Have you ever attempted a shopping trip with your child (with or without autism) and your child had a meltdown? Like absolutely positively just lost it??? You consider ditching the cart and making a beeline for the front door but then think to yourself, “If I leave every time this happens I will never get any shopping done!” So you push through trying to grab just a few more items from your list before rushing the checkout line and getting everyone and everything safely into the car… Sound familiar?

During these moments, wouldn’t it be nice if someone looked at you with genuine understanding and said “I understand” or asked if there was anything they could do for you or your child? Is it so far-fetched to think one stranger might offer another a helping hand? Maybe they don’t say anything. Maybe they just see you coming, carrying your child who is in meltdown mode and they hold the door for you, sending a smile your way to show they genuinely understand. Smiles can speak a thousand words, and we need more smiles that speak to understanding and compassion.

So here is my challenge to everyone reading this article, whether or not you have children or any experience with special needs. Read the following suggestions from moms that we polled that have children with special needs. Then try one of these responses next time you encounter a mom with a child in meltdown mode in a store. AND, remember, ANY child can go into meltdown mode. This list is not exclusive to moms with children who have special needs. This is a list that applies to ALL moms with children who may go into meltdown mode, as many children do at some point during childhood! So bookmark it and keep it handy in case you can’t remember how to respond next time you see a child melting down in the grocery store.

So what is a helpful response according to our moms polled?

  • A sincere, kind smile that bares no judgment
  • Saying, “it’s okay”
  • Asking, “do you need a hand?”
  • Providing crowd control and helping a mom exit the store with her child if that’s what she expresses she would like to do
  • Holding a door open for a mom carrying her child who is kicking and screaming (in full on meltdown mode) so she and her child can safely exit the store
  • If talking to the mom seems to upset the child further and the mom is not very responsive, she is telling you she’s got it under control and doesn’t need your help, respect that!
  • Avoid staring at the mom and child.

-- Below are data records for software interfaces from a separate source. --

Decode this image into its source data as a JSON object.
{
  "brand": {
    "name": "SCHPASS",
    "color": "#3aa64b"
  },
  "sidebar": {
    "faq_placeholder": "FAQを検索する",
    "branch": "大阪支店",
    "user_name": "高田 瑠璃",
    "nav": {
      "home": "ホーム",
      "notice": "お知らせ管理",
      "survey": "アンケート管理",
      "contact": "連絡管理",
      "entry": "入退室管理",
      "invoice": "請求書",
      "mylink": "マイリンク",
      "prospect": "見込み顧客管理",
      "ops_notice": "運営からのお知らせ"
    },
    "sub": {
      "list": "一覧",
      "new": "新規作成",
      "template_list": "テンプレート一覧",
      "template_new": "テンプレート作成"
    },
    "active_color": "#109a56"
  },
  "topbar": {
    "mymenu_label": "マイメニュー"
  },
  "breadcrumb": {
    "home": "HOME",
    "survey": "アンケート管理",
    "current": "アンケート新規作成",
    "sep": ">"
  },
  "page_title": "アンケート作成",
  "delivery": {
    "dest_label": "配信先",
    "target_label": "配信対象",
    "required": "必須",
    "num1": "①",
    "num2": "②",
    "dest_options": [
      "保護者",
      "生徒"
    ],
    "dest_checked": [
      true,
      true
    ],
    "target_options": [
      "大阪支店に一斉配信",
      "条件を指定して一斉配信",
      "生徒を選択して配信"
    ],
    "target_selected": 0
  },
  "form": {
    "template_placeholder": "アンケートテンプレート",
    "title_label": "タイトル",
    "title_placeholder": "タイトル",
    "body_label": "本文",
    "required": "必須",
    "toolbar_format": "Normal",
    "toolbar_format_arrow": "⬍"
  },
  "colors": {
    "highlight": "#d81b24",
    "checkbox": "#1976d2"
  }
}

They don’t need an extra set of eyes judging them as they try to diffuse the situation.
  • If you have been there, empathize with the mom. Let her know, you were in her shoes not too long ago and offer a helping hand. After all, chances are if you are a mom with a child (with or without special needs)…you’ve been there!

And I have one last suggestion, made by one of our mama’s polled. This suggestion is for the moms of children who often meltdown mid shopping trip. When someone is being judgmental, staring you and/or your child down, and sticking their nose in your business when it is not welcome, look that person in the eye and say:

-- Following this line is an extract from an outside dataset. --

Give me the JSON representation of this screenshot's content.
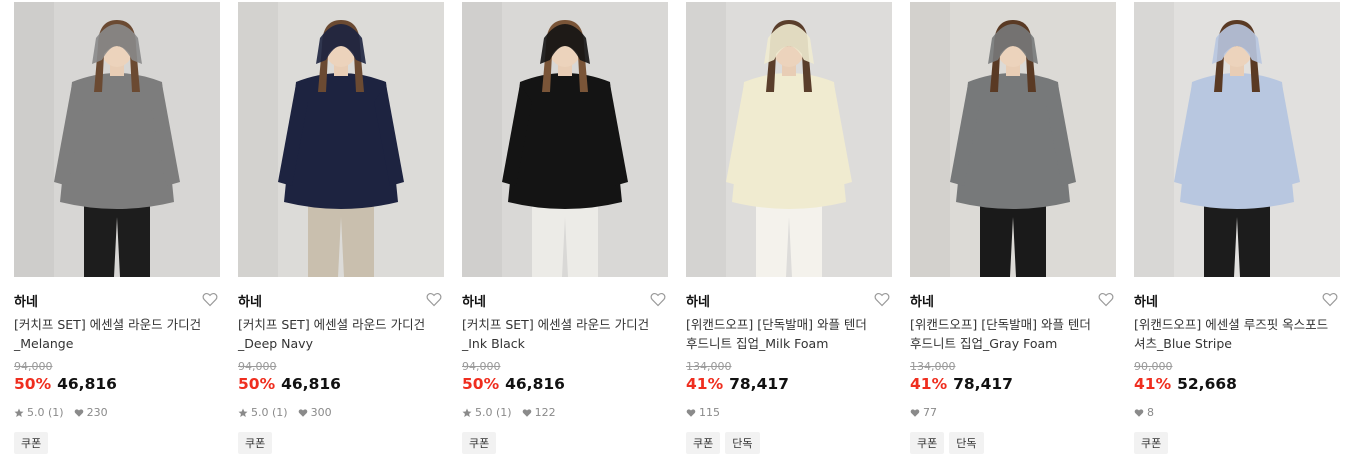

“S/he has ________ (autism/SPD/apraxia/etc), what’s your super power?”

Comment below and let us know what you usually do to help a mom with a child in meltdown mode. We love hearing from you!

With Love,